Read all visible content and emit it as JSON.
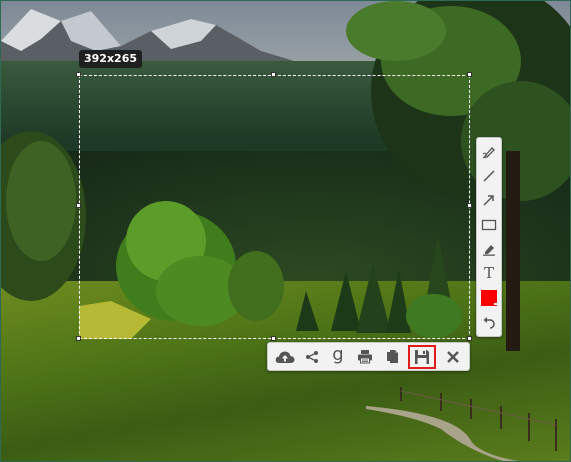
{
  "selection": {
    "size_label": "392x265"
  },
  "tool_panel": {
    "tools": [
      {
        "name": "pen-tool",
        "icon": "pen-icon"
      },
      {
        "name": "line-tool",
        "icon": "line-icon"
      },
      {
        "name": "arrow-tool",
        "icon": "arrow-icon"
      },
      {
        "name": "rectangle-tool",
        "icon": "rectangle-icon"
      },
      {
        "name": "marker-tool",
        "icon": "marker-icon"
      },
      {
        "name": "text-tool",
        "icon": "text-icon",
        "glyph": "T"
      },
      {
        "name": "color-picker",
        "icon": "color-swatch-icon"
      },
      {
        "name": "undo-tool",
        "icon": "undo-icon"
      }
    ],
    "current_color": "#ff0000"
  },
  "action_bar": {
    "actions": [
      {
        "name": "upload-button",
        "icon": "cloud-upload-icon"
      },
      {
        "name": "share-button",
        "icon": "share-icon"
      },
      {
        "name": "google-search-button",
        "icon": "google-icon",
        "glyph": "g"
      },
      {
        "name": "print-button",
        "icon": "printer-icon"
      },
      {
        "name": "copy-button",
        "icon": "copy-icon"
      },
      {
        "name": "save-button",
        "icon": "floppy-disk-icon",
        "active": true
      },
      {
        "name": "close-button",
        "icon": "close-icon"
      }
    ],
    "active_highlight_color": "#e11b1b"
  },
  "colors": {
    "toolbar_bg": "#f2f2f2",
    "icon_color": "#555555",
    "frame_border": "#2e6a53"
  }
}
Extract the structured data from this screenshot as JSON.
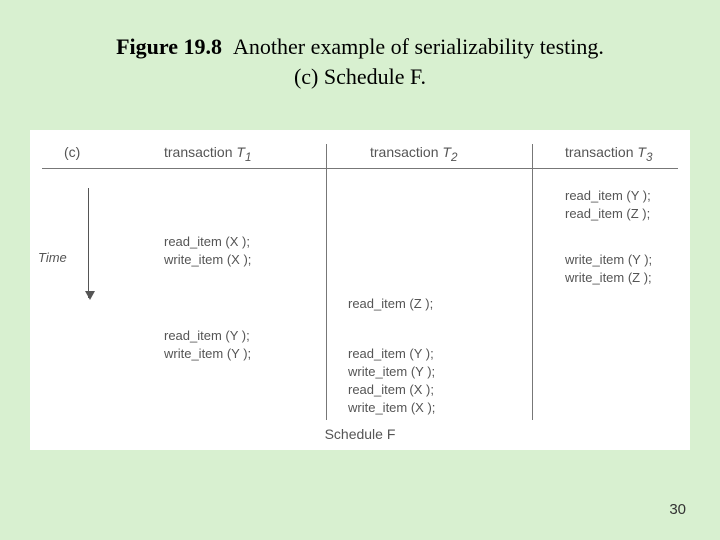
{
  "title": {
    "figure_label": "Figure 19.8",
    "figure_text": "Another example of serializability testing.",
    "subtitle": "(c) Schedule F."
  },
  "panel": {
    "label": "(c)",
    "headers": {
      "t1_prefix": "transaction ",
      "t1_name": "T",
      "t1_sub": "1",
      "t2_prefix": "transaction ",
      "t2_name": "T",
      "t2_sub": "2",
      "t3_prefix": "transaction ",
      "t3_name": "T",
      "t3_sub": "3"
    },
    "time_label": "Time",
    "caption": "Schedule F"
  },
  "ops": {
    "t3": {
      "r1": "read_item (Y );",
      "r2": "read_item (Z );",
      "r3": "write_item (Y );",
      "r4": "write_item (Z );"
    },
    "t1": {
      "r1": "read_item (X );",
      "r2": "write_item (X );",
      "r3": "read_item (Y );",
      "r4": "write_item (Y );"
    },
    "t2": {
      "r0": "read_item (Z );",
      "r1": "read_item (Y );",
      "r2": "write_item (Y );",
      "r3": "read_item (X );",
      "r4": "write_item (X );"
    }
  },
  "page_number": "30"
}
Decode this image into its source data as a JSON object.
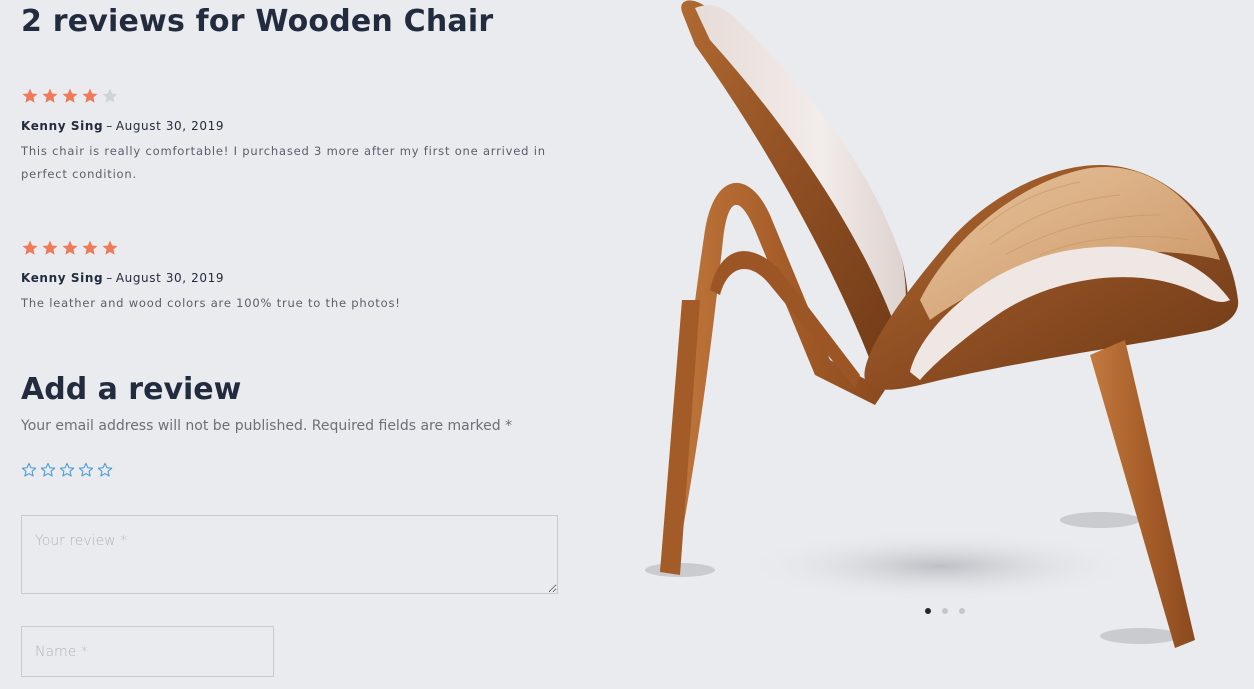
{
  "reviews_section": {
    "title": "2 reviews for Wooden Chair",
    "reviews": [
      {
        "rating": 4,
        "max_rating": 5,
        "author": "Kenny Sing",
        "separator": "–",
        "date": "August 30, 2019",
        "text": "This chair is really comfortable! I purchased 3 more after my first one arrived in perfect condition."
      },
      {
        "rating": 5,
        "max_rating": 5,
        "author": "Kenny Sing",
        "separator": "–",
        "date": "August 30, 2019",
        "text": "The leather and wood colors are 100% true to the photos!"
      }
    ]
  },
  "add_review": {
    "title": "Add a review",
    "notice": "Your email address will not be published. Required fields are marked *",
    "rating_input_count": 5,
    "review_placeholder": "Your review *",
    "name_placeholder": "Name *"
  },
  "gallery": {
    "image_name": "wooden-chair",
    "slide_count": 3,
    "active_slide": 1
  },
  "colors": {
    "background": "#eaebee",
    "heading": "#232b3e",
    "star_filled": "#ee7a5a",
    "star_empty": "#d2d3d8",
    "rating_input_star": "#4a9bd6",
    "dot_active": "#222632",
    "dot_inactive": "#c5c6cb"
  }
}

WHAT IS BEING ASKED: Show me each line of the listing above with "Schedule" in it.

TASK ANSWER:
    "subtitle": "(c) Schedule F."
    "caption": "Schedule F"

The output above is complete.